(Exercise goal):
Repeat the entries in full. Each line must match exactly.

(Provided data):
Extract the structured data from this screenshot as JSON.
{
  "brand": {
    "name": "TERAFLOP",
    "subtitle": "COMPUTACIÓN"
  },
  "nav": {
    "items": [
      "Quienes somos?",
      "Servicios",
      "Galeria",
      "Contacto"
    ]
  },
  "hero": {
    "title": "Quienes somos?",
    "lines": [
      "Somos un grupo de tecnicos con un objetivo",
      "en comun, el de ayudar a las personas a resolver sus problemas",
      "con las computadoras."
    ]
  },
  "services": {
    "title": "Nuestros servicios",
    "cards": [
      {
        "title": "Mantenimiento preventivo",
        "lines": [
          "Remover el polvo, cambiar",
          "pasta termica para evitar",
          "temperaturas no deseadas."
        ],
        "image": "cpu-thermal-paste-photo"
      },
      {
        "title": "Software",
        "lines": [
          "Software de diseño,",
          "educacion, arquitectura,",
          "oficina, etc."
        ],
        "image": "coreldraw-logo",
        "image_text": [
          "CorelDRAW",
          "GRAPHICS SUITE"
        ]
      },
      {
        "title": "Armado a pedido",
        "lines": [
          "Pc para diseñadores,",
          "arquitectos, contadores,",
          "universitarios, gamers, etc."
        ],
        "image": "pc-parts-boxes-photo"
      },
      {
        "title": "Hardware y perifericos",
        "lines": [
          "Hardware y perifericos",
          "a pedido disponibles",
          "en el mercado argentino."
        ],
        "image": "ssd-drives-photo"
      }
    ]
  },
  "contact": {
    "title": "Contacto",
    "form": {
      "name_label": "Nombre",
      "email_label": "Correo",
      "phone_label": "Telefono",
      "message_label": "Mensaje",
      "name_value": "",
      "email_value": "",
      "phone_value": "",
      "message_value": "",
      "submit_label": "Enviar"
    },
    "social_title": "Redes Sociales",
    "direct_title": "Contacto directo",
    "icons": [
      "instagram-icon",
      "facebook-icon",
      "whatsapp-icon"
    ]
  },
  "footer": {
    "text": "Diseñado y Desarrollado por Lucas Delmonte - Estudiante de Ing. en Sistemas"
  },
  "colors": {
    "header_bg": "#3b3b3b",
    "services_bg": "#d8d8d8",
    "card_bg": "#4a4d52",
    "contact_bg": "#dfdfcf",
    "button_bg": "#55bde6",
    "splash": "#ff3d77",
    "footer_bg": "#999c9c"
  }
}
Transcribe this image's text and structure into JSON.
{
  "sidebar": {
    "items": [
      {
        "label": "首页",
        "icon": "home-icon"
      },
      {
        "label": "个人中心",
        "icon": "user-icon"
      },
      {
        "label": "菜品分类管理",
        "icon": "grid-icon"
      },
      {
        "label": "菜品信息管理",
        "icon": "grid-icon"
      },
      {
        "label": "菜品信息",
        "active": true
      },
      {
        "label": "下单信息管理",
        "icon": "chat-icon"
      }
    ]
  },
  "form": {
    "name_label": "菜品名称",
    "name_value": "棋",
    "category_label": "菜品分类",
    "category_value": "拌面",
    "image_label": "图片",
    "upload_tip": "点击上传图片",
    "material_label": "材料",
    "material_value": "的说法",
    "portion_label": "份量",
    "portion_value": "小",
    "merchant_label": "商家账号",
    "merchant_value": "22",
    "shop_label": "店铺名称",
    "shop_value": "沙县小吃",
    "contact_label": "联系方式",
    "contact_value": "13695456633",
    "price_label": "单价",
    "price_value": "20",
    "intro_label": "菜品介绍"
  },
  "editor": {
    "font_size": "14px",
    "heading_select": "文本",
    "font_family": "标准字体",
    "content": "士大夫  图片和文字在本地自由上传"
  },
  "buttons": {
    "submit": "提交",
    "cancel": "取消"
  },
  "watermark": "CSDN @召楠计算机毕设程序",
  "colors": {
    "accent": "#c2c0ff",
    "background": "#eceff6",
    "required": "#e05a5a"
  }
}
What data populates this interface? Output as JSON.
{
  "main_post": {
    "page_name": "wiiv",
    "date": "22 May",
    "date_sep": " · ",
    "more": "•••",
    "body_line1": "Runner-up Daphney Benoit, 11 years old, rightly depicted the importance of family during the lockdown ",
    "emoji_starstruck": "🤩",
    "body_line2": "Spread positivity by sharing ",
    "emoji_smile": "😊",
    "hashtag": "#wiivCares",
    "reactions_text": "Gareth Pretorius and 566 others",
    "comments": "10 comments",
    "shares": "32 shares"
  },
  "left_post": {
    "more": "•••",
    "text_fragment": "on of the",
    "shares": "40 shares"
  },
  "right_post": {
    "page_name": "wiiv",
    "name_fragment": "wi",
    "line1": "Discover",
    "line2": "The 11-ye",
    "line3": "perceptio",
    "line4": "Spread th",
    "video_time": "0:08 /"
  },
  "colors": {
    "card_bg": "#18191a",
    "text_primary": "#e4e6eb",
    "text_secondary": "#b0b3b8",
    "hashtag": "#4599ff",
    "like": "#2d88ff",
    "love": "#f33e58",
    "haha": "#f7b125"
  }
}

(Exercise response):
Extract the structured data from this screenshot as JSON.
{
  "brand": {
    "name": "TERAFLOP",
    "subtitle": "COMPUTACIÓN"
  },
  "nav": {
    "items": [
      "Quienes somos?",
      "Servicios",
      "Galeria",
      "Contacto"
    ]
  },
  "hero": {
    "title": "Quienes somos?",
    "lines": [
      "Somos un grupo de tecnicos con un objetivo",
      "en comun, el de ayudar a las personas a resolver sus problemas",
      "con las computadoras."
    ]
  },
  "services": {
    "title": "Nuestros servicios",
    "cards": [
      {
        "title": "Mantenimiento preventivo",
        "lines": [
          "Remover el polvo, cambiar",
          "pasta termica para evitar",
          "temperaturas no deseadas."
        ],
        "image": "cpu-thermal-paste-photo"
      },
      {
        "title": "Software",
        "lines": [
          "Software de diseño,",
          "educacion, arquitectura,",
          "oficina, etc."
        ],
        "image": "coreldraw-logo",
        "image_text": [
          "CorelDRAW",
          "GRAPHICS SUITE"
        ]
      },
      {
        "title": "Armado a pedido",
        "lines": [
          "Pc para diseñadores,",
          "arquitectos, contadores,",
          "universitarios, gamers, etc."
        ],
        "image": "pc-parts-boxes-photo"
      },
      {
        "title": "Hardware y perifericos",
        "lines": [
          "Hardware y perifericos",
          "a pedido disponibles",
          "en el mercado argentino."
        ],
        "image": "ssd-drives-photo"
      }
    ]
  },
  "contact": {
    "title": "Contacto",
    "form": {
      "name_label": "Nombre",
      "email_label": "Correo",
      "phone_label": "Telefono",
      "message_label": "Mensaje",
      "name_value": "",
      "email_value": "",
      "phone_value": "",
      "message_value": "",
      "submit_label": "Enviar"
    },
    "social_title": "Redes Sociales",
    "direct_title": "Contacto directo",
    "icons": [
      "instagram-icon",
      "facebook-icon",
      "whatsapp-icon"
    ]
  },
  "footer": {
    "text": "Diseñado y Desarrollado por Lucas Delmonte - Estudiante de Ing. en Sistemas"
  },
  "colors": {
    "header_bg": "#3b3b3b",
    "services_bg": "#d8d8d8",
    "card_bg": "#4a4d52",
    "contact_bg": "#dfdfcf",
    "button_bg": "#55bde6",
    "splash": "#ff3d77",
    "footer_bg": "#999c9c"
  }
}
Transcribe this image's text and structure into JSON.
{
  "sidebar": {
    "items": [
      {
        "label": "首页",
        "icon": "home-icon"
      },
      {
        "label": "个人中心",
        "icon": "user-icon"
      },
      {
        "label": "菜品分类管理",
        "icon": "grid-icon"
      },
      {
        "label": "菜品信息管理",
        "icon": "grid-icon"
      },
      {
        "label": "菜品信息",
        "active": true
      },
      {
        "label": "下单信息管理",
        "icon": "chat-icon"
      }
    ]
  },
  "form": {
    "name_label": "菜品名称",
    "name_value": "棋",
    "category_label": "菜品分类",
    "category_value": "拌面",
    "image_label": "图片",
    "upload_tip": "点击上传图片",
    "material_label": "材料",
    "material_value": "的说法",
    "portion_label": "份量",
    "portion_value": "小",
    "merchant_label": "商家账号",
    "merchant_value": "22",
    "shop_label": "店铺名称",
    "shop_value": "沙县小吃",
    "contact_label": "联系方式",
    "contact_value": "13695456633",
    "price_label": "单价",
    "price_value": "20",
    "intro_label": "菜品介绍"
  },
  "editor": {
    "font_size": "14px",
    "heading_select": "文本",
    "font_family": "标准字体",
    "content": "士大夫  图片和文字在本地自由上传"
  },
  "buttons": {
    "submit": "提交",
    "cancel": "取消"
  },
  "watermark": "CSDN @召楠计算机毕设程序",
  "colors": {
    "accent": "#c2c0ff",
    "background": "#eceff6",
    "required": "#e05a5a"
  }
}
What data populates this interface? Output as JSON.
{
  "main_post": {
    "page_name": "wiiv",
    "date": "22 May",
    "date_sep": " · ",
    "more": "•••",
    "body_line1": "Runner-up Daphney Benoit, 11 years old, rightly depicted the importance of family during the lockdown ",
    "emoji_starstruck": "🤩",
    "body_line2": "Spread positivity by sharing ",
    "emoji_smile": "😊",
    "hashtag": "#wiivCares",
    "reactions_text": "Gareth Pretorius and 566 others",
    "comments": "10 comments",
    "shares": "32 shares"
  },
  "left_post": {
    "more": "•••",
    "text_fragment": "on of the",
    "shares": "40 shares"
  },
  "right_post": {
    "page_name": "wiiv",
    "name_fragment": "wi",
    "line1": "Discover",
    "line2": "The 11-ye",
    "line3": "perceptio",
    "line4": "Spread th",
    "video_time": "0:08 /"
  },
  "colors": {
    "card_bg": "#18191a",
    "text_primary": "#e4e6eb",
    "text_secondary": "#b0b3b8",
    "hashtag": "#4599ff",
    "like": "#2d88ff",
    "love": "#f33e58",
    "haha": "#f7b125"
  }
}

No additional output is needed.